I like what the team has done to the space. It looks very modern, with clean lines and open brick unadorned with any art. Grey or orange panels add interest and wooden columns break up the air in the centre of the room. One major asset is Master Sommelier Bruce Wallner who is in the process of putting together a powerful list with deep strength in Italian wines. The night we were there he opened some rare treats from Northern Italy – Brovia’s 2009 Roero Arneis from Piedmont, for example, and Josko Gravner’s 2004 Ribolla Gialla from Friuli, a glorious thing, aged in amphorae, honeyed but bone dry. The house mark-up across the list is extremely attractive – LCBO price plus $25 – so, the better the wine, the better the bargain.
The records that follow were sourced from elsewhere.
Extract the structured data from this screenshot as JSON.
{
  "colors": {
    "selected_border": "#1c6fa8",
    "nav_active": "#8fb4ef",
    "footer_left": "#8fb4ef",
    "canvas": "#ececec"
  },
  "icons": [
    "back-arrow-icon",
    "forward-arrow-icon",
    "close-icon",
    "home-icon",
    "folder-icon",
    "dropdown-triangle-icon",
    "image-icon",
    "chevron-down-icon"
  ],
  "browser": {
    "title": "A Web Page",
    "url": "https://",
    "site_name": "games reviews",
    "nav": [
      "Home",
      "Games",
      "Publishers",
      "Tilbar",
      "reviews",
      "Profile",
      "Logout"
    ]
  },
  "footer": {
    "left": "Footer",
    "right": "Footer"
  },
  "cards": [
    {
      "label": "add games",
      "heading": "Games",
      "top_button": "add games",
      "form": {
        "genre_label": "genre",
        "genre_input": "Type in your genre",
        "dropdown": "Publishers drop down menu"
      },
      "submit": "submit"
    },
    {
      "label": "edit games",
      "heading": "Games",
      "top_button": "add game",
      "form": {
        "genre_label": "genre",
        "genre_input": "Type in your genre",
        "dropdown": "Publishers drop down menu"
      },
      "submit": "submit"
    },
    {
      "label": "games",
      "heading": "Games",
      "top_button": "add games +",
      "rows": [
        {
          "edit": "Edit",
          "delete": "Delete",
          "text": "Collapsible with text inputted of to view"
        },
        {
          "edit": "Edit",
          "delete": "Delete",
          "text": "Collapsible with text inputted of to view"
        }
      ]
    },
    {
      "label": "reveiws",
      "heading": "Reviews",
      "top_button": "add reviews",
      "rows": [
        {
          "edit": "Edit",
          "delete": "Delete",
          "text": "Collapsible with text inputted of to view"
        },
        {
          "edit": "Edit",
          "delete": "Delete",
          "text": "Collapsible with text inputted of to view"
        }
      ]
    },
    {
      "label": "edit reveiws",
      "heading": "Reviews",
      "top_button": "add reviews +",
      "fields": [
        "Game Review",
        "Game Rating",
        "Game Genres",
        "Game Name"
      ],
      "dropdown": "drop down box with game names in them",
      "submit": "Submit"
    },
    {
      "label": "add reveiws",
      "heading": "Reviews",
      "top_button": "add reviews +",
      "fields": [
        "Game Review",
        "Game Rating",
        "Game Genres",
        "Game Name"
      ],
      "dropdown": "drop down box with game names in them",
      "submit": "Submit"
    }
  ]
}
Chef Christopher Palik does double duty between the two Paese locations and also heads the catering business. His menu reads nicely, suggesting unpretentious but interesting Italian food, using local ingredients and making just about everything in-house. He has his own take on Stracciatella, presenting a whole poached egg in the bowl of very pure, lightweight, parsley-flecked chicken broth. How many spoonfuls of virginal virtue does one take before using the spoon on the egg, releasing that rich liquid yolk into the soup? The loss of innocence is a small price to pay for such sensual pleasure.
Pastas are helpfully available in full or half portions. Hand-formed cavatelli is currently a popular species in Toronto and Ottawa restaurants – here the soft little rods come with diced potato, nicely chewy diced sopressata, chopped parsley, rather salty but tasty clams in their shells and a little thin, clam-fragrant broth to keep everything lubricated.
Mains make use of interesting proteins. A roasted fillet of steelhead trout is wonderful – medium rare with a crispy skin. It comes with creamed parsnips that have been whipped too long until their starchy texture turns gummy and a garlicky salsa verde – a pesto in all but name.
Slow-roasted porchetta tastes of fennel and rosemary, the crackling crunchy, the fat almost perfectly rendered down (but not quite). It appears on a pillow of creamy polenta like an island in a pool of meaty jus.
Side dishes of vegetables are total show stealers – pan-finished brussels sprouts with diced bacon (heaven) or firm, almost crunchy purple, orange and yellow heirloom carrots, halved lengthways and dressed with maple syrup and fresh orange.
Sharing a dessert is a good idea for portions are generous. Cioccolato is a dark, dense, cakey terrine striped with white chocolate mousse and topped with crunchy nut brittle. Nutella (that addictive European chocolate-hazelnut spread) is also an ingredient – though some would consider it to be more a way of life. Bruce Wallner found the perfect wine for such luxe cocoa madness – Justino’s 10-year-old Malvasia Madeira.
Nicely positioned between the neighbourhood glamour of Ame and Luma and the tourist-oriented dives of the strip, this Paese should serve well as a weekly haunt for discerning locals – especially wine lovers.
Paese downtown is open every day from 11:30 am to midnight. 33 King Street West (close to Peter Street), 647 977-2638.